Aim of the exercise:
Please reproduce all the records exactly while leaving out their pictures.

——————

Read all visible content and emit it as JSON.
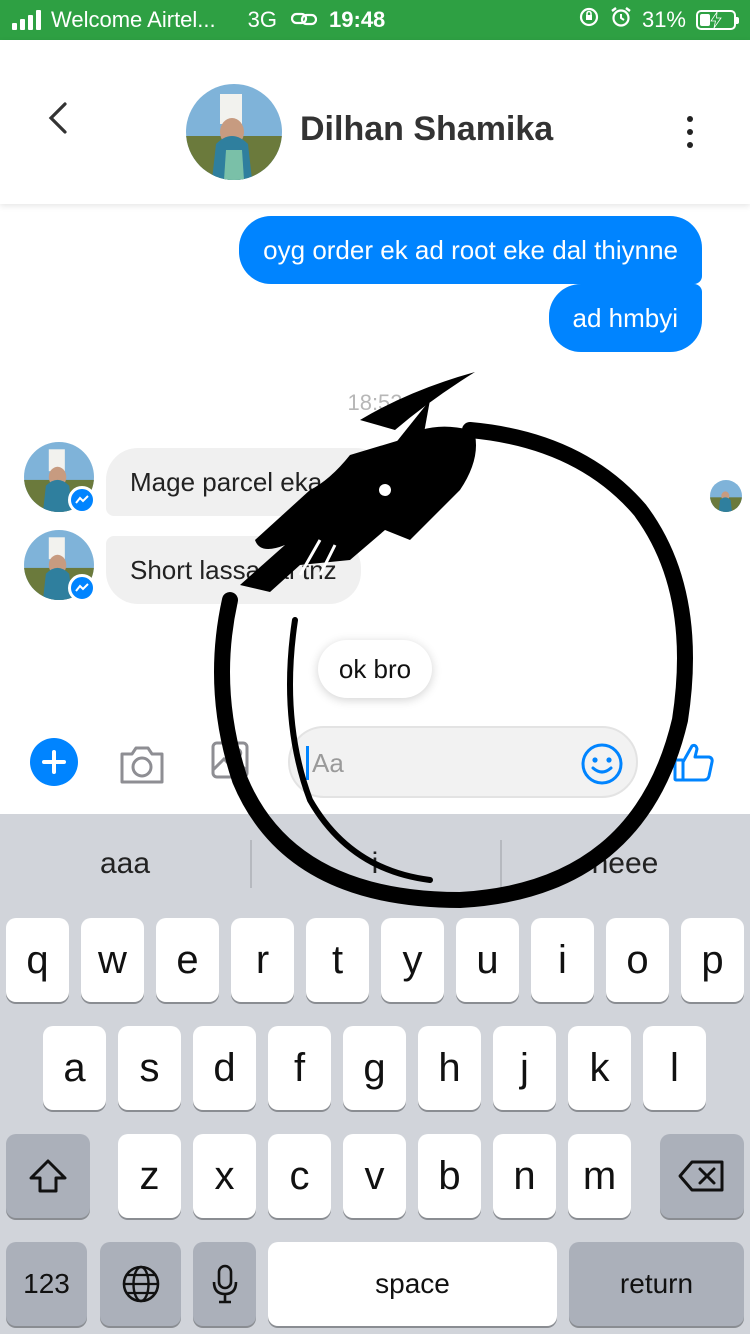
{
  "status_bar": {
    "carrier": "Welcome Airtel...",
    "network": "3G",
    "time": "19:48",
    "battery": "31%",
    "battery_level": 0.31,
    "bar_color": "#2ea043"
  },
  "header": {
    "contact_name": "Dilhan Shamika",
    "icons": [
      "chevron-left-icon",
      "more-vertical-icon"
    ]
  },
  "conversation": {
    "timestamp": "18:52",
    "outgoing": [
      {
        "text": "oyg order ek ad root eke dal thiynne"
      },
      {
        "text": "ad hmbyi"
      }
    ],
    "incoming": [
      {
        "text": "Mage parcel eka tnz"
      },
      {
        "text": "Short lassanai tnz"
      }
    ],
    "quick_reply": "ok bro",
    "accent_color": "#0084ff"
  },
  "composer": {
    "placeholder": "Aa",
    "icons": [
      "plus-icon",
      "camera-icon",
      "image-icon",
      "emoji-icon",
      "thumbs-up-icon"
    ]
  },
  "keyboard": {
    "suggestions": [
      "aaa",
      "i",
      "neee"
    ],
    "row1": [
      "q",
      "w",
      "e",
      "r",
      "t",
      "y",
      "u",
      "i",
      "o",
      "p"
    ],
    "row2": [
      "a",
      "s",
      "d",
      "f",
      "g",
      "h",
      "j",
      "k",
      "l"
    ],
    "row3": [
      "z",
      "x",
      "c",
      "v",
      "b",
      "n",
      "m"
    ],
    "numbers_label": "123",
    "space_label": "space",
    "return_label": "return"
  }
}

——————

Answer to the problem:
Read all visible content and emit it as JSON.
{
  "status_bar": {
    "carrier": "Welcome Airtel...",
    "network": "3G",
    "time": "19:48",
    "battery": "31%",
    "battery_level": 0.31,
    "bar_color": "#2ea043"
  },
  "header": {
    "contact_name": "Dilhan Shamika",
    "icons": [
      "chevron-left-icon",
      "more-vertical-icon"
    ]
  },
  "conversation": {
    "timestamp": "18:52",
    "outgoing": [
      {
        "text": "oyg order ek ad root eke dal thiynne"
      },
      {
        "text": "ad hmbyi"
      }
    ],
    "incoming": [
      {
        "text": "Mage parcel eka tnz"
      },
      {
        "text": "Short lassanai tnz"
      }
    ],
    "quick_reply": "ok bro",
    "accent_color": "#0084ff"
  },
  "composer": {
    "placeholder": "Aa",
    "icons": [
      "plus-icon",
      "camera-icon",
      "image-icon",
      "emoji-icon",
      "thumbs-up-icon"
    ]
  },
  "keyboard": {
    "suggestions": [
      "aaa",
      "i",
      "neee"
    ],
    "row1": [
      "q",
      "w",
      "e",
      "r",
      "t",
      "y",
      "u",
      "i",
      "o",
      "p"
    ],
    "row2": [
      "a",
      "s",
      "d",
      "f",
      "g",
      "h",
      "j",
      "k",
      "l"
    ],
    "row3": [
      "z",
      "x",
      "c",
      "v",
      "b",
      "n",
      "m"
    ],
    "numbers_label": "123",
    "space_label": "space",
    "return_label": "return"
  }
}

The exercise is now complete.